Airlines are always looking for ways to cut costs, and the newest solution is a rather interesting one. Changing the type of seats on a plane to thinner, lighter seats is a growing trend among airlines. And several parties are realizing the benefits.
Thinner seats being installed at United Continental (NASDAQ:UAL) and Southwest Airlines (NYSE:LUV) are lighter than the thicker seats they're replacing. And the savings add up. The Boston Globe reports that United expects the new seats to reduce the weight of an Airbus A320 by more than 1,000 pounds, and Southwest expects to save around $10 million in fuel costs per year.
But this trend extends beyond United and Southwest. Delta Air Lines (NYSE:DAL) is also in the process of installing slimline seats into its own aircraft, hoping to realize the same fuel savings as other airlines.
Before you think these thinner seats mean more legroom for you, the airlines have another idea in mind. With each seat taking up less room, passengers can get the same amount of legroom even while more seats are added to the plane. In some cases, an entire row of seats can be added.
Even Boeing is noticing this trend. In the widebody Boeing 777, airlines used to order the configuration with nine seats across, but today orders are increasing for the version with 10 seats across. So airlines are increasing the number of seats both through more rows and more seats per row.

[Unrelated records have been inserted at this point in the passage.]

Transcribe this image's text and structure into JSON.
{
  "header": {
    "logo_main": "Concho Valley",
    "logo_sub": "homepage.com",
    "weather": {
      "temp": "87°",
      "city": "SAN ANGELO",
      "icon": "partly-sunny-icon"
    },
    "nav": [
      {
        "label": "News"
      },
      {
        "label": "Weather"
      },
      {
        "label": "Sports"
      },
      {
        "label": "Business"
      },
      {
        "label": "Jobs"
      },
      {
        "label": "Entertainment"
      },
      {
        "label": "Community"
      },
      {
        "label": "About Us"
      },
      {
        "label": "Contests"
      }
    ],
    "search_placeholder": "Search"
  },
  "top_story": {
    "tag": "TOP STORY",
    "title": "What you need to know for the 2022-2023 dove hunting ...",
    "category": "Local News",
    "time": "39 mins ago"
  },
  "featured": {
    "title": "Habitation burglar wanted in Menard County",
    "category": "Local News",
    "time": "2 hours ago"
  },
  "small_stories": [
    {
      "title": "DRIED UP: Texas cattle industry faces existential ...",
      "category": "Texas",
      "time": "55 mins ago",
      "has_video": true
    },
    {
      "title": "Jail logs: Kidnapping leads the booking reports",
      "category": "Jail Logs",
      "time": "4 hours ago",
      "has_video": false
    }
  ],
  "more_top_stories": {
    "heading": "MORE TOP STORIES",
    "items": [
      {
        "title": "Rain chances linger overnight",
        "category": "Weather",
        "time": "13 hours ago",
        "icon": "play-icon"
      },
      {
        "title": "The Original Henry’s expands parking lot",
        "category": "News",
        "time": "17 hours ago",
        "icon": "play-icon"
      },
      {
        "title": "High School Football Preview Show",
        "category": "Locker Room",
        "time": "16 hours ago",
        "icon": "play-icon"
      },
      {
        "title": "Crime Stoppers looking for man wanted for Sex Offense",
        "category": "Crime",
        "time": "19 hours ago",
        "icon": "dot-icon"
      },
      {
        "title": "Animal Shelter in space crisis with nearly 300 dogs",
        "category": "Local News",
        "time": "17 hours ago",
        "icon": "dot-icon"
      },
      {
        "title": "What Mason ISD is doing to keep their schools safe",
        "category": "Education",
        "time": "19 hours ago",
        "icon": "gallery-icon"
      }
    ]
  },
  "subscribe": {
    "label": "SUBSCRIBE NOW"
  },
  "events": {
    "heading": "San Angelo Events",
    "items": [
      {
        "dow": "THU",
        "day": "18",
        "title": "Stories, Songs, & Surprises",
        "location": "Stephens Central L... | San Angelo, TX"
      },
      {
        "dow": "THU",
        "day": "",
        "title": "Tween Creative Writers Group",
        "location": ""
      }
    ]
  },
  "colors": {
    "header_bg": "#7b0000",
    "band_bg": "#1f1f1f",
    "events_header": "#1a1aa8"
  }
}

This trend is another way for airlines to cut costs and boost revenues. In an industry historically known for poor financial management, this development should be something investors can view as a positive. However, there's a limit to how far this trend can go. At some point, there will be no more room to increase the number of seats without encroaching on legroom.
Future savings and revenues
The airline industry is always looking to cook up new ways to cut costs and boost revenues. Many future savings are likely to come from right-sizing operations as the United-Continental integration continues and more data gives major airlines a better feel for where and when to fly.
With load factors near record highs, airlines are looking toward extras and fees to boost revenues. With the simplest of fees already implemented, many other fees on things that used to be free are likely to anger customers. I therefore see the potential for a large growth in voluntary extras that come for a fee. Already some airlines are offering door-to-door baggage delivery services for an additional fee, but this really only scratches the surface of what carriers can eventually offer.
Going forward, I see the cost cuts and revenue-increasing measures at airlines still having a lot of potential. Investors who agree that airlines can continue on this path should see whether the airlines fit with their overall investment strategy.